It would be easy to get carried away with all the intangible delights on offer in the Virage. And with good reason, because there is very little point to this sort of car other than to make its keeper feel good, and Aston is world class at that.
Were you to add the Virage’s carbon ceramic brakes alone to the spec of a DB9, this would raise the price of that car to within £15,000 of the Virage. If you then add the Virage’s vastly superior suspension, its more powerful engine and its extensively better-equipped cabin, it suddenly seems like pretty good value.
So although there may be a whiff of familiarity about the Virage – not just in name but in its concept and execution – this is, without question, a very fine GT car.

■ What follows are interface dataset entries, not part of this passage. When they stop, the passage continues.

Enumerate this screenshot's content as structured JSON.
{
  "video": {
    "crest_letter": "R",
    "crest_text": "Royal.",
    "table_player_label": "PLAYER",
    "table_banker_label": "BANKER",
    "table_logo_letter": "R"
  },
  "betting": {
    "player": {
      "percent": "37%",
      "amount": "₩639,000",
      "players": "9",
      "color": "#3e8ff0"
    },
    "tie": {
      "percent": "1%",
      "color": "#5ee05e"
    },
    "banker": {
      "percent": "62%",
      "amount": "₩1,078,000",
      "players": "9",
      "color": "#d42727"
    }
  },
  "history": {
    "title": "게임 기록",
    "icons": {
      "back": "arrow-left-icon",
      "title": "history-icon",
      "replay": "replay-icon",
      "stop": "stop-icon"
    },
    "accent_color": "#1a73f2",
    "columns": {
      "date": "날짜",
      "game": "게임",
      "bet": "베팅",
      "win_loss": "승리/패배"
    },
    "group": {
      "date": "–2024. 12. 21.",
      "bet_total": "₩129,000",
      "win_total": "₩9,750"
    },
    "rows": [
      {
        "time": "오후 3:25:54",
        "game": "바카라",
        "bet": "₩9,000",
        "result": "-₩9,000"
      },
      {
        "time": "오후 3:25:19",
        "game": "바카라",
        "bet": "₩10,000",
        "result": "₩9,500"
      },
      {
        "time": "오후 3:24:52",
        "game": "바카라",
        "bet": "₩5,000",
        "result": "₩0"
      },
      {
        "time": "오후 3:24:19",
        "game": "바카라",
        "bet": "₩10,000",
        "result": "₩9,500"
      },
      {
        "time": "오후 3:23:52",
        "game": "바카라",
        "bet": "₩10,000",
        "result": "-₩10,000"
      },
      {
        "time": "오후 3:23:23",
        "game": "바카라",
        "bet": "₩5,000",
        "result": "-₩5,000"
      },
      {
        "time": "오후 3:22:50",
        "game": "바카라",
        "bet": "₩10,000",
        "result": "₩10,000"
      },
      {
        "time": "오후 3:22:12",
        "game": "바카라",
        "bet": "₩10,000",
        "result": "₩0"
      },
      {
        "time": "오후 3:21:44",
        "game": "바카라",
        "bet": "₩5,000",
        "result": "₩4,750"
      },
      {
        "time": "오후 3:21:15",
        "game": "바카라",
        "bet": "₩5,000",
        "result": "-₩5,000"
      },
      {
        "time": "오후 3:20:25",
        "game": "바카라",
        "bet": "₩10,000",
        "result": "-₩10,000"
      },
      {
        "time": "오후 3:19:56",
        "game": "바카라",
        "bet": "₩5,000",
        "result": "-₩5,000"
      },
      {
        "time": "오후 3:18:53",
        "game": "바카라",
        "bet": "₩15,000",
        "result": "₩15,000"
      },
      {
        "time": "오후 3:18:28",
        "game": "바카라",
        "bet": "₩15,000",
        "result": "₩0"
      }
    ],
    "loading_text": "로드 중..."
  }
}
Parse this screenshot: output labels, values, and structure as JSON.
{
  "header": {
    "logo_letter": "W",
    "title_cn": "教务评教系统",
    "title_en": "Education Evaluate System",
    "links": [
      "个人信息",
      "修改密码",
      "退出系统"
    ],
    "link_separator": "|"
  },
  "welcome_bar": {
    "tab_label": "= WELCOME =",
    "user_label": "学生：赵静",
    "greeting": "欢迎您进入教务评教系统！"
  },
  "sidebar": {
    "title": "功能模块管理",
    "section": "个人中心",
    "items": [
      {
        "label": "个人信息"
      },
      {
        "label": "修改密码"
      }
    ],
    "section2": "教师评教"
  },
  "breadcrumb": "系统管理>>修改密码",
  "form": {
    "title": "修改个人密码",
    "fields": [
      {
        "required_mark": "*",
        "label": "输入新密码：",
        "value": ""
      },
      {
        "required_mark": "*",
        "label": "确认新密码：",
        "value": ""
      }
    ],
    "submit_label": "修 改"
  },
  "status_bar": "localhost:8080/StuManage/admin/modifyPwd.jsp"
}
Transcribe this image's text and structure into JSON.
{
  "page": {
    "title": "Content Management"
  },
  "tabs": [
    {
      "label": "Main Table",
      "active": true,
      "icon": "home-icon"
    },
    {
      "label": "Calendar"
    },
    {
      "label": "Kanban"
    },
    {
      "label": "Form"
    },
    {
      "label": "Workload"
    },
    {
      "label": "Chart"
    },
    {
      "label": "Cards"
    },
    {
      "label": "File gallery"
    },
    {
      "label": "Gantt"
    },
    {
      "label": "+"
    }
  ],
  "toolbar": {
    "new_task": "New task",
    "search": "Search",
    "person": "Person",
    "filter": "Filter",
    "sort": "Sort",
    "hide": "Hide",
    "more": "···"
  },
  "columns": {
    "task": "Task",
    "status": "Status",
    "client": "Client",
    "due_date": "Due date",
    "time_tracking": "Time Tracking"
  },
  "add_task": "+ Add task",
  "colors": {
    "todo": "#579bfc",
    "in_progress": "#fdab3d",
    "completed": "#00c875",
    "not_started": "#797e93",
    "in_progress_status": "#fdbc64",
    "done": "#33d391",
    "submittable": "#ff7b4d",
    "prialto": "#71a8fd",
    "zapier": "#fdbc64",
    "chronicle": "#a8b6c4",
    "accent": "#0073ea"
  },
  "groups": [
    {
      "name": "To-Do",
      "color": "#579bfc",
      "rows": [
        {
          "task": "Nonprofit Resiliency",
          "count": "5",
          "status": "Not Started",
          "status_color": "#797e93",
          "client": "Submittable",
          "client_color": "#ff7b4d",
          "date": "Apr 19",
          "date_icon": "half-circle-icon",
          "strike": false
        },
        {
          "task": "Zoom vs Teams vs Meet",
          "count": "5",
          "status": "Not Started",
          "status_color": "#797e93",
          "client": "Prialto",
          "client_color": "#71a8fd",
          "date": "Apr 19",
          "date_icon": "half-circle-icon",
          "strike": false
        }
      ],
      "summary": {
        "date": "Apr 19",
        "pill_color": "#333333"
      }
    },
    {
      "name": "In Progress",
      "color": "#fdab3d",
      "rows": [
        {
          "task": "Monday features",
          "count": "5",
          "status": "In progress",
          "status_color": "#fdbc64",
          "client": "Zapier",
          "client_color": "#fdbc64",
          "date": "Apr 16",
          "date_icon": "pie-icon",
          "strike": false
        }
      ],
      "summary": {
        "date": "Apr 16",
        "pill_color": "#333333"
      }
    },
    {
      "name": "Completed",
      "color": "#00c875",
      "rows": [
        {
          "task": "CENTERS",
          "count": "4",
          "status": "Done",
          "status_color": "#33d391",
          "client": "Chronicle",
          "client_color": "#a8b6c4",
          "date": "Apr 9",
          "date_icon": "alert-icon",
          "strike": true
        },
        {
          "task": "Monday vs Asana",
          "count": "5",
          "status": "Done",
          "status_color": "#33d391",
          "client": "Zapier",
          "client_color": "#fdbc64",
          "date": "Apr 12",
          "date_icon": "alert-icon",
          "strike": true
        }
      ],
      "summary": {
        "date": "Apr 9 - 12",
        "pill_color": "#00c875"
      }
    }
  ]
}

Unfortunately, though, there is more to it than that. In most objective ways, this car has moved the game on for Aston, but only marginally. The Virage is far from a revelation.
It is, in fact, very much a more broadly talented take on the same recipe. And improved or not, some of the major elements of the interior are still unforgivably poor for a car of this price, the optimistic nature of which is the final element that deprives the Virage of higher recommendation.